According to Quicken Loans‘ latest National Home Price Perception Index (HPPI), home values continue to lag owners’ expectations: Appraised values were an average of 1.93% lower than what homeowners expected.
The gap between estimated value and appraised value, on a national level, continued to widen for a sixth consecutive month, the company notes.
Appraisals are falling further from owner estimates, but they are rising higher each month. Home values rose an average of 0.63% in May and increased 4.92% year over year, as measured by Quicken Loans’ National Home Value Index (HVI).
Despite the national average, perceptions varied across the country. In Denver or Dallas, appraisals were nearly 3% higher than expected, while in Philadelphia or Baltimore, appraised values were more than 3% lower than what homeowners estimated.
“It’s important for consumers to see the HPPI and not only think about the difference in perceptions, but the different perceptions across the country,” says Bill Banfield, Quicken Loans’ executive vice president of capital markets. “Home values, and home value changes, vary widely depending on the city you’re in. Homeowners, and those looking to buy a home, should keep a close eye on their local market to better understand home values in their area and the trend they are on.”
Home values rose at a national level, according to the Quicken Loans HVI, which measures home value changes based solely on appraisals. Nationally, appraised values increased 0.63% from their level in May and rose 4.92% when viewed annually. The Northeast was the only region measured that showed a home value loss, with appraisals dropping 1.63% since the previous month.

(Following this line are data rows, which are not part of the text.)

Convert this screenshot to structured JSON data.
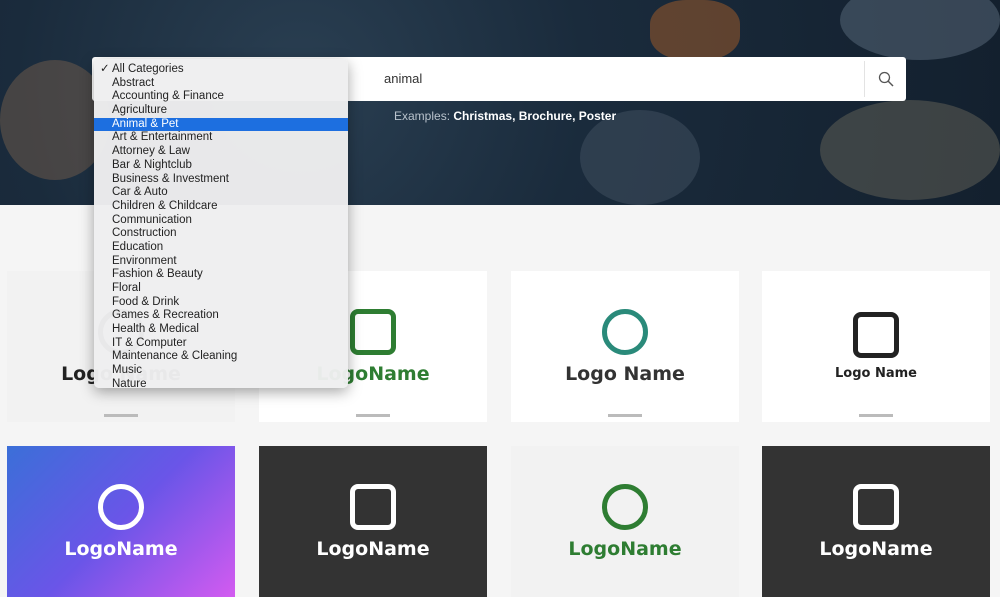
{
  "search": {
    "query": "animal",
    "category_selected": "All Categories"
  },
  "examples": {
    "label": "Examples:",
    "items": [
      "Christmas,",
      "Brochure,",
      "Poster"
    ]
  },
  "dropdown": {
    "options": [
      "All Categories",
      "Abstract",
      "Accounting & Finance",
      "Agriculture",
      "Animal & Pet",
      "Art & Entertainment",
      "Attorney & Law",
      "Bar & Nightclub",
      "Business & Investment",
      "Car & Auto",
      "Children & Childcare",
      "Communication",
      "Construction",
      "Education",
      "Environment",
      "Fashion & Beauty",
      "Floral",
      "Food & Drink",
      "Games & Recreation",
      "Health & Medical",
      "IT & Computer",
      "Maintenance & Cleaning",
      "Music",
      "Nature"
    ],
    "checked": "All Categories",
    "highlighted": "Animal & Pet",
    "highlight_color": "#1d6fe0"
  },
  "cards": [
    {
      "text": "Logo Name",
      "bg": "#f2f2f2",
      "color": "#222"
    },
    {
      "text": "LogoName",
      "bg": "#ffffff",
      "color": "#2e7d32"
    },
    {
      "text": "Logo Name",
      "bg": "#ffffff",
      "color": "#333",
      "accent": "#2a8a7a"
    },
    {
      "text": "Logo Name",
      "bg": "#ffffff",
      "color": "#222"
    },
    {
      "text": "LogoName",
      "bg": "gradient",
      "color": "#fff"
    },
    {
      "text": "LogoName",
      "bg": "#333333",
      "color": "#fff"
    },
    {
      "text": "LogoName",
      "bg": "#f2f2f2",
      "color": "#2e7d32"
    },
    {
      "text": "LogoName",
      "bg": "#333333",
      "color": "#fff"
    }
  ]
}
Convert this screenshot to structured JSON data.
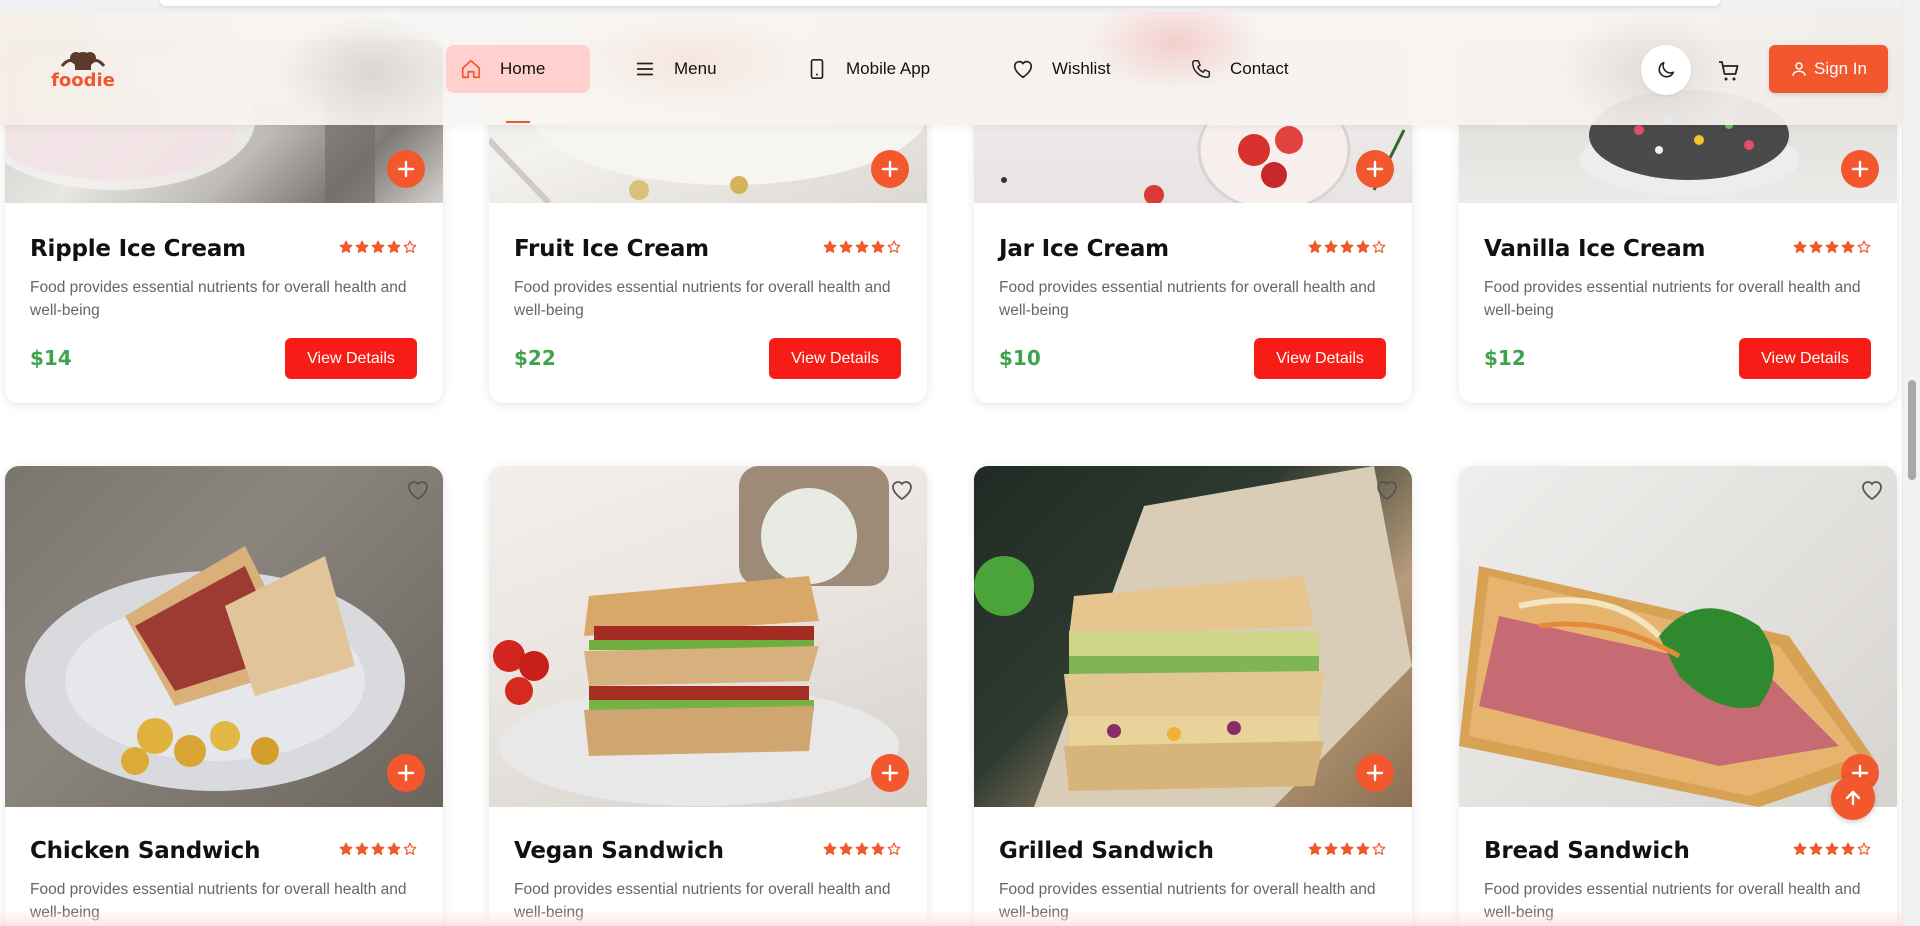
{
  "brand": {
    "name": "foodie",
    "accent": "#f2572d"
  },
  "nav": {
    "items": [
      {
        "label": "Home",
        "icon": "home-icon",
        "active": true
      },
      {
        "label": "Menu",
        "icon": "menu-icon"
      },
      {
        "label": "Mobile App",
        "icon": "mobile-icon"
      },
      {
        "label": "Wishlist",
        "icon": "heart-icon"
      },
      {
        "label": "Contact",
        "icon": "phone-icon"
      }
    ],
    "theme_toggle_icon": "moon-icon",
    "cart_icon": "cart-icon",
    "sign_in_label": "Sign In"
  },
  "products": [
    {
      "name": "Ripple Ice Cream",
      "rating": 4,
      "max_rating": 5,
      "description": "Food provides essential nutrients for overall health and well-being",
      "price": "$14",
      "button": "View Details"
    },
    {
      "name": "Fruit Ice Cream",
      "rating": 4,
      "max_rating": 5,
      "description": "Food provides essential nutrients for overall health and well-being",
      "price": "$22",
      "button": "View Details"
    },
    {
      "name": "Jar Ice Cream",
      "rating": 4,
      "max_rating": 5,
      "description": "Food provides essential nutrients for overall health and well-being",
      "price": "$10",
      "button": "View Details"
    },
    {
      "name": "Vanilla Ice Cream",
      "rating": 4,
      "max_rating": 5,
      "description": "Food provides essential nutrients for overall health and well-being",
      "price": "$12",
      "button": "View Details"
    },
    {
      "name": "Chicken Sandwich",
      "rating": 4,
      "max_rating": 5,
      "description": "Food provides essential nutrients for overall health and well-being"
    },
    {
      "name": "Vegan Sandwich",
      "rating": 4,
      "max_rating": 5,
      "description": "Food provides essential nutrients for overall health and well-being"
    },
    {
      "name": "Grilled Sandwich",
      "rating": 4,
      "max_rating": 5,
      "description": "Food provides essential nutrients for overall health and well-being"
    },
    {
      "name": "Bread Sandwich",
      "rating": 4,
      "max_rating": 5,
      "description": "Food provides essential nutrients for overall health and well-being"
    }
  ],
  "colors": {
    "price": "#3fa34d",
    "button": "#f71d16",
    "star": "#f2572d",
    "active_nav_bg": "#ffd0ce"
  }
}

“The strong demand for housing, paired with the low levels of inventory, continues to push values higher,” Banfield adds. “Prices are rising as values push higher, making many parts of the country enticing markets for sellers. Many owners will find that they can get more than expected out of their home.”